Captain America was directed by Joe Johnston, a problematical filmmaker who’s like the little girl with the curl: when he is good (Honey, I Shrunk the Kids, The Rocketeer, October Sky) he is very, very good, and when he is bad (the franchise-killer Jurassic Park III and — by reputation, since I haven’t actually seen these — Jumanji and the 2010 Wolfman) he is horrid. This time around he’s very, very good, perhaps inspired by the similarities between this story and The Rocketeer (also a tale of an accidental superhero set during World War II with the Nazis as villains, and with a mysterious rich man in the background helping Our Hero — Howard Hughes in The Rocketeer and here the Hughes-like Howard Stark, who’s supposed to be either the father or grandfather of Iron Man and is actually played by someone, Dominic Cooper, I could readily imagine siring Robert Downey, Jr.). Johnston moves the film at a surprisingly stately pace, even during the action scenes, evoking the style of the actual movies of the 1940’s instead of turning it into a big-bang-a-minute thriller.
The film’s visual design is quite appealing, especially in its evocation of what people in 1942 thought the world’s high-tech future would look like. The script is by just two people, working as a team — Christopher Markus & Stephen McFeely — which probably has a lot to do with why this is a better constructed movie than most of the superhero films out there — and it’s well acted, even though I found Chris Evans more believable as his other Marvel hero, the rambunctious Human Torch in the two Fantastic Four movies from 20th Century-Fox, than I did here. Still, he’s personable and hot, right for the role both physically and as a “type.” After Hugo Weaving’s marvelous performance as the hero of “V” for Vendetta it’s disappointing, to say the least, to see him as a villain again — and frankly I think it would have been better if Christoph Waltz had got the part — but as the heroine Hayley Atwell has the appealing spunkiness of her role models in Republic serials.

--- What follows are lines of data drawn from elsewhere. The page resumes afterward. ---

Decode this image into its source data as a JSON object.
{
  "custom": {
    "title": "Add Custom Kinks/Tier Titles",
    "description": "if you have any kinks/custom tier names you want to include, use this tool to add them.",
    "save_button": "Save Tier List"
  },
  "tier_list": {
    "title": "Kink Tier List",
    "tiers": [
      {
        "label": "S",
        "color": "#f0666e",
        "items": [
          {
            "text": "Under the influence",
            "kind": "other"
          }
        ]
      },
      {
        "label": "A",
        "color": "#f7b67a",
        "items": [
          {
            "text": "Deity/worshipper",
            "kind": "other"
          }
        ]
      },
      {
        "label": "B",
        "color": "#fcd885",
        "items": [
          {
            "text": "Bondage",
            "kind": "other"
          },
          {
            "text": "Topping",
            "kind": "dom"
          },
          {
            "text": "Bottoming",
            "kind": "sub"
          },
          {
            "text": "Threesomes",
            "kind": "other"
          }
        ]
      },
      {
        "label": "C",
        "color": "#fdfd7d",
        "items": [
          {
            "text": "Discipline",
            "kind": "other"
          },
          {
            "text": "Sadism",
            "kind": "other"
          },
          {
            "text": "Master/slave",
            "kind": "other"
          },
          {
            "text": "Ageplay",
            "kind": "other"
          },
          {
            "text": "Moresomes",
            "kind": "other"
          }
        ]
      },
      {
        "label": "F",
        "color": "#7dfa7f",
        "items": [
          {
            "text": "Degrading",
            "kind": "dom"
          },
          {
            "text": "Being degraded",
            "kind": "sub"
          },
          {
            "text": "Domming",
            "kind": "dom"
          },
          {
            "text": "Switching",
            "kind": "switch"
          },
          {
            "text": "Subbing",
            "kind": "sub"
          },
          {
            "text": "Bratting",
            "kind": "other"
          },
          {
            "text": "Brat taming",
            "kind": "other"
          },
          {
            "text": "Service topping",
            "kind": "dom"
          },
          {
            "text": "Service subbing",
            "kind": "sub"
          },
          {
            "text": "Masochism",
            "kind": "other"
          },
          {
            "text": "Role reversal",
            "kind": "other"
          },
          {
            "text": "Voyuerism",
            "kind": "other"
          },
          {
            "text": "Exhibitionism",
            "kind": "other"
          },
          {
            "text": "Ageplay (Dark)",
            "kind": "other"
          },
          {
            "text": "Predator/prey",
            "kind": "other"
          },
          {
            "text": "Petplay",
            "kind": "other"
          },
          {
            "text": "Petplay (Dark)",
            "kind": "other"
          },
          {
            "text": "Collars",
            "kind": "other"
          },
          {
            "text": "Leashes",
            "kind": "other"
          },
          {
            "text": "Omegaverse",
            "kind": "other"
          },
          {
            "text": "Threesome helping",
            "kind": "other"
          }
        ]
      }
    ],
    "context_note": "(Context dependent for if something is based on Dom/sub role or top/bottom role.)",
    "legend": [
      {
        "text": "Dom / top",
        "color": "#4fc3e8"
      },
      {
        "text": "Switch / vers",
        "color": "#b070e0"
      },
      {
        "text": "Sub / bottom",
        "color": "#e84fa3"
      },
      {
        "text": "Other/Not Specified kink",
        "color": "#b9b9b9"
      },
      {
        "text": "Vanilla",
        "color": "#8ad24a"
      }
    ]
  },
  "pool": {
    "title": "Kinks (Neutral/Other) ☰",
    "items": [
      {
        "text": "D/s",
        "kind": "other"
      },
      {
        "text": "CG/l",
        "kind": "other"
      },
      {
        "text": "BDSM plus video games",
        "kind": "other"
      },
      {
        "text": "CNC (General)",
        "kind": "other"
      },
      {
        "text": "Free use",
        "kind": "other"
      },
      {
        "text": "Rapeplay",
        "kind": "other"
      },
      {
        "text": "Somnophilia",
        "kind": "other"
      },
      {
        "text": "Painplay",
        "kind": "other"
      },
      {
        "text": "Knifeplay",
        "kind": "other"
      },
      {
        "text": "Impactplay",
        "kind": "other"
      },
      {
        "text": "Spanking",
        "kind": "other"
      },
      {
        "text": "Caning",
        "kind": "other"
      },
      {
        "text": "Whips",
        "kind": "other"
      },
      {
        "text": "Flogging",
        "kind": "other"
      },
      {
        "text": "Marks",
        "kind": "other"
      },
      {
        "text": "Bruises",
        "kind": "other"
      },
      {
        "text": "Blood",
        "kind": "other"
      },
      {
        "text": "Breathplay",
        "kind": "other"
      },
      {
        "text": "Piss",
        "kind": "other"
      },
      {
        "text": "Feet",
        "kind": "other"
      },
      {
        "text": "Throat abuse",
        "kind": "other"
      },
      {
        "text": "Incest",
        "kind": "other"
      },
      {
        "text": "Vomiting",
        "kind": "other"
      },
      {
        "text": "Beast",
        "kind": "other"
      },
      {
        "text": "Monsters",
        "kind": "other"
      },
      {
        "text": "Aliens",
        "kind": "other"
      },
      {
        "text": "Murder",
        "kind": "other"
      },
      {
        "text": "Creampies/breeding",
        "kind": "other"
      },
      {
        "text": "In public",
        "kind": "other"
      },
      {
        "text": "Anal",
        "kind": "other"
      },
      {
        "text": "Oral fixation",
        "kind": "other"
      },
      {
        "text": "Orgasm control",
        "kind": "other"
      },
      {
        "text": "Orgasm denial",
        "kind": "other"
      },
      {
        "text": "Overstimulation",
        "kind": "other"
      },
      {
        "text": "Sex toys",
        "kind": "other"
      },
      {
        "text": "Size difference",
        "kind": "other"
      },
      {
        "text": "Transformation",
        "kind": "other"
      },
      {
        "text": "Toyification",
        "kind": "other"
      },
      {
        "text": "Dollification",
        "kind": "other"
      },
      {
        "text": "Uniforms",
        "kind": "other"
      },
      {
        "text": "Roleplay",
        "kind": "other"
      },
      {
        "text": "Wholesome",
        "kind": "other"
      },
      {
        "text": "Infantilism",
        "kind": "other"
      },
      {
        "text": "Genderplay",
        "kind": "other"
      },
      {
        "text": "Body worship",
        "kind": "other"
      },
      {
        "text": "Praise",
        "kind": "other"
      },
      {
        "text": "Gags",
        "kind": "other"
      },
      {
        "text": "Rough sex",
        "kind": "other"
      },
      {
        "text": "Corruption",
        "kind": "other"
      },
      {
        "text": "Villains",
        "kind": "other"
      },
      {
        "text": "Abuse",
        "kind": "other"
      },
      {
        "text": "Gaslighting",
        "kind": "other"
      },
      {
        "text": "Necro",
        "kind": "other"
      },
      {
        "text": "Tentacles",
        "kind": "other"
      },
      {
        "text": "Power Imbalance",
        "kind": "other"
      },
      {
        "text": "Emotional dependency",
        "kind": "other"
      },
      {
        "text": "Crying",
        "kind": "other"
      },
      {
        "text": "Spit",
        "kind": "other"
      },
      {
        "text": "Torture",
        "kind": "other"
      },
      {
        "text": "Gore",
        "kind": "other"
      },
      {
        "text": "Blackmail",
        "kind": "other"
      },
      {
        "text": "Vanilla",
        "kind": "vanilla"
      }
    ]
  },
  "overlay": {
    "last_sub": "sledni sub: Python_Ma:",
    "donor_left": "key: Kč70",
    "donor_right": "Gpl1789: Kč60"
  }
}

Though I didn’t enjoy it anywhere near as much as Thor, Captain America is still an excellent movie in the superhero genre c. 2011.